■ What is needed ■
An exact copy of every entry is required, minus the pictures.

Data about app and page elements
-*-*-

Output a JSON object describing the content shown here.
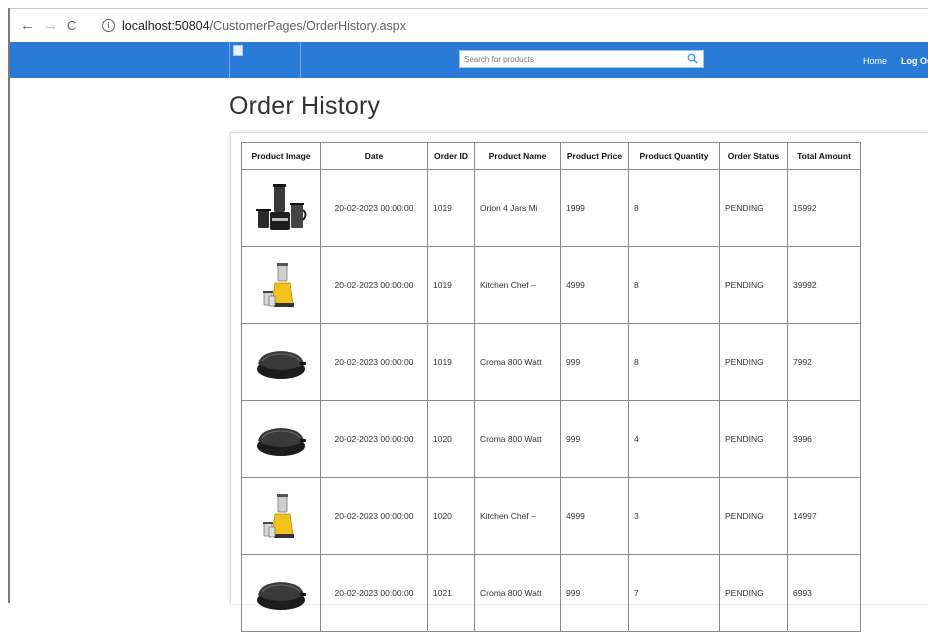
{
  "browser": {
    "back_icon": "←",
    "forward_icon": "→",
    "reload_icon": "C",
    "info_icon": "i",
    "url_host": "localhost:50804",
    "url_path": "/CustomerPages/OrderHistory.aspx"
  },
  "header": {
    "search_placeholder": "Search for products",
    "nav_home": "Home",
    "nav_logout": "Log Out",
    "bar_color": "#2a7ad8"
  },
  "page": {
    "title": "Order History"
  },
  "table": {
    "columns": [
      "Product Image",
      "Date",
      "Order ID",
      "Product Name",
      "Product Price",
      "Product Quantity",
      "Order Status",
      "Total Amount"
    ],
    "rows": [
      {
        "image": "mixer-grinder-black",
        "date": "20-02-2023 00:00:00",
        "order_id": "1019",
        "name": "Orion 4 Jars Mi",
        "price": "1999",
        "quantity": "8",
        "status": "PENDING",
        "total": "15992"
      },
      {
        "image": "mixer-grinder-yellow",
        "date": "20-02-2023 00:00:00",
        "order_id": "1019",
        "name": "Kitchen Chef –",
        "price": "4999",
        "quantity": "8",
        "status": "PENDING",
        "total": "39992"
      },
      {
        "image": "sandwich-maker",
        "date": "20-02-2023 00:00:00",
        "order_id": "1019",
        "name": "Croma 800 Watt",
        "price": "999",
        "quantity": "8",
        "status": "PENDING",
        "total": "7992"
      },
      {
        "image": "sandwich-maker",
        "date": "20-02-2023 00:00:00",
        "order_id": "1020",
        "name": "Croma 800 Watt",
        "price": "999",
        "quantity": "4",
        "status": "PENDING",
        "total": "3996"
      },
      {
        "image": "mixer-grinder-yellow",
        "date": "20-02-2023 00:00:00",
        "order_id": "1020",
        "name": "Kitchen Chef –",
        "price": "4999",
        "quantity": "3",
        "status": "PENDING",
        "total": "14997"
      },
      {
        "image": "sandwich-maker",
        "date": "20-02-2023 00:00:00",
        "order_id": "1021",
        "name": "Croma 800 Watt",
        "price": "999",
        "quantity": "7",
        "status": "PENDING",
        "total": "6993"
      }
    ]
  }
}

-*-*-

■ Task answer ■
Output a JSON object describing the content shown here.
{
  "browser": {
    "back_icon": "←",
    "forward_icon": "→",
    "reload_icon": "C",
    "info_icon": "i",
    "url_host": "localhost:50804",
    "url_path": "/CustomerPages/OrderHistory.aspx"
  },
  "header": {
    "search_placeholder": "Search for products",
    "nav_home": "Home",
    "nav_logout": "Log Out",
    "bar_color": "#2a7ad8"
  },
  "page": {
    "title": "Order History"
  },
  "table": {
    "columns": [
      "Product Image",
      "Date",
      "Order ID",
      "Product Name",
      "Product Price",
      "Product Quantity",
      "Order Status",
      "Total Amount"
    ],
    "rows": [
      {
        "image": "mixer-grinder-black",
        "date": "20-02-2023 00:00:00",
        "order_id": "1019",
        "name": "Orion 4 Jars Mi",
        "price": "1999",
        "quantity": "8",
        "status": "PENDING",
        "total": "15992"
      },
      {
        "image": "mixer-grinder-yellow",
        "date": "20-02-2023 00:00:00",
        "order_id": "1019",
        "name": "Kitchen Chef –",
        "price": "4999",
        "quantity": "8",
        "status": "PENDING",
        "total": "39992"
      },
      {
        "image": "sandwich-maker",
        "date": "20-02-2023 00:00:00",
        "order_id": "1019",
        "name": "Croma 800 Watt",
        "price": "999",
        "quantity": "8",
        "status": "PENDING",
        "total": "7992"
      },
      {
        "image": "sandwich-maker",
        "date": "20-02-2023 00:00:00",
        "order_id": "1020",
        "name": "Croma 800 Watt",
        "price": "999",
        "quantity": "4",
        "status": "PENDING",
        "total": "3996"
      },
      {
        "image": "mixer-grinder-yellow",
        "date": "20-02-2023 00:00:00",
        "order_id": "1020",
        "name": "Kitchen Chef –",
        "price": "4999",
        "quantity": "3",
        "status": "PENDING",
        "total": "14997"
      },
      {
        "image": "sandwich-maker",
        "date": "20-02-2023 00:00:00",
        "order_id": "1021",
        "name": "Croma 800 Watt",
        "price": "999",
        "quantity": "7",
        "status": "PENDING",
        "total": "6993"
      }
    ]
  }
}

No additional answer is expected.